* _WHAT YOU NEED TO DO_
Note each line of the entries that includes "fagprove". Then copy those lines.

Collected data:
════════════════

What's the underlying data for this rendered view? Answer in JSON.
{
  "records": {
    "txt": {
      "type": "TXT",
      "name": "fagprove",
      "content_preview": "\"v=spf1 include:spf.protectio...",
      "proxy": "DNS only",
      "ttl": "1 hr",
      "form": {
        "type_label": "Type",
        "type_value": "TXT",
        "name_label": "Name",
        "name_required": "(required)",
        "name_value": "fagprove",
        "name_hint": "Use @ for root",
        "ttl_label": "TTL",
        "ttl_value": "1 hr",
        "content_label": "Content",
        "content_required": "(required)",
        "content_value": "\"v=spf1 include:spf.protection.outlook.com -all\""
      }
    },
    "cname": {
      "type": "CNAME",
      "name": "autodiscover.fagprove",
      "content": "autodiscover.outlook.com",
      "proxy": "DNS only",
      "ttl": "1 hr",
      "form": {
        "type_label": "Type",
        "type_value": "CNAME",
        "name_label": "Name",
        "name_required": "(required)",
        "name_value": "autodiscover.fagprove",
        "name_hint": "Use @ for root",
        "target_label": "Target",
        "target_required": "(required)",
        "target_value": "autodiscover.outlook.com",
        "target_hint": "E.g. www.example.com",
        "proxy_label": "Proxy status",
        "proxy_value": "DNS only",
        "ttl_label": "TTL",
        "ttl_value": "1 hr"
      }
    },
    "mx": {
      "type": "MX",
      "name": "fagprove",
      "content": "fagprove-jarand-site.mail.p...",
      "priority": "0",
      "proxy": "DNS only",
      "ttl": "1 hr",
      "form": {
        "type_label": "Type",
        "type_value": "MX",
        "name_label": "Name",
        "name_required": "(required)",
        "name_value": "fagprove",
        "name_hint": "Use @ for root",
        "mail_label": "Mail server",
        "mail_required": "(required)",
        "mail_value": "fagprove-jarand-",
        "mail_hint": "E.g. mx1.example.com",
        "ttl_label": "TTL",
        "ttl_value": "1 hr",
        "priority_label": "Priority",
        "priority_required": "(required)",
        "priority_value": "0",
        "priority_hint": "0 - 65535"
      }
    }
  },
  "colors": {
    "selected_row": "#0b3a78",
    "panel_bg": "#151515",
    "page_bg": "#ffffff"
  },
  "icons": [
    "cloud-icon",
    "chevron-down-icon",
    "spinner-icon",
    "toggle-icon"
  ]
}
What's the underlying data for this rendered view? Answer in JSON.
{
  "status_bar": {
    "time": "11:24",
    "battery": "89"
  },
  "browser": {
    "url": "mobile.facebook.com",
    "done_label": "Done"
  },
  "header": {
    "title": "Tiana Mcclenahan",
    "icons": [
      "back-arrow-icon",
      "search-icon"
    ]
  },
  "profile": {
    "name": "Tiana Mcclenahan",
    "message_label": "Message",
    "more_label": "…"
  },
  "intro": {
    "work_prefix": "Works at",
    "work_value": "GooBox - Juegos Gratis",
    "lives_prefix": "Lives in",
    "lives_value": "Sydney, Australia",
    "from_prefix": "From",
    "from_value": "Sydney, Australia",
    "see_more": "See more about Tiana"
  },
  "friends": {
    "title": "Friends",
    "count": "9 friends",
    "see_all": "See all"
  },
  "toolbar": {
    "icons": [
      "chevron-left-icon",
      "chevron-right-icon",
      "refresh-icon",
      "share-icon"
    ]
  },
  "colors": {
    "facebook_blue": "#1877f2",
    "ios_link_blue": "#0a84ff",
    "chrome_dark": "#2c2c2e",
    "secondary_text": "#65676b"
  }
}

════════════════

* _RESPONSE TO THE EXERCISE_
      "name": "fagprove",
        "name_value": "fagprove",
      "name": "autodiscover.fagprove",
        "name_value": "autodiscover.fagprove",
      "name": "fagprove",
      "content": "fagprove-jarand-site.mail.p...",
        "name_value": "fagprove",
        "mail_value": "fagprove-jarand-",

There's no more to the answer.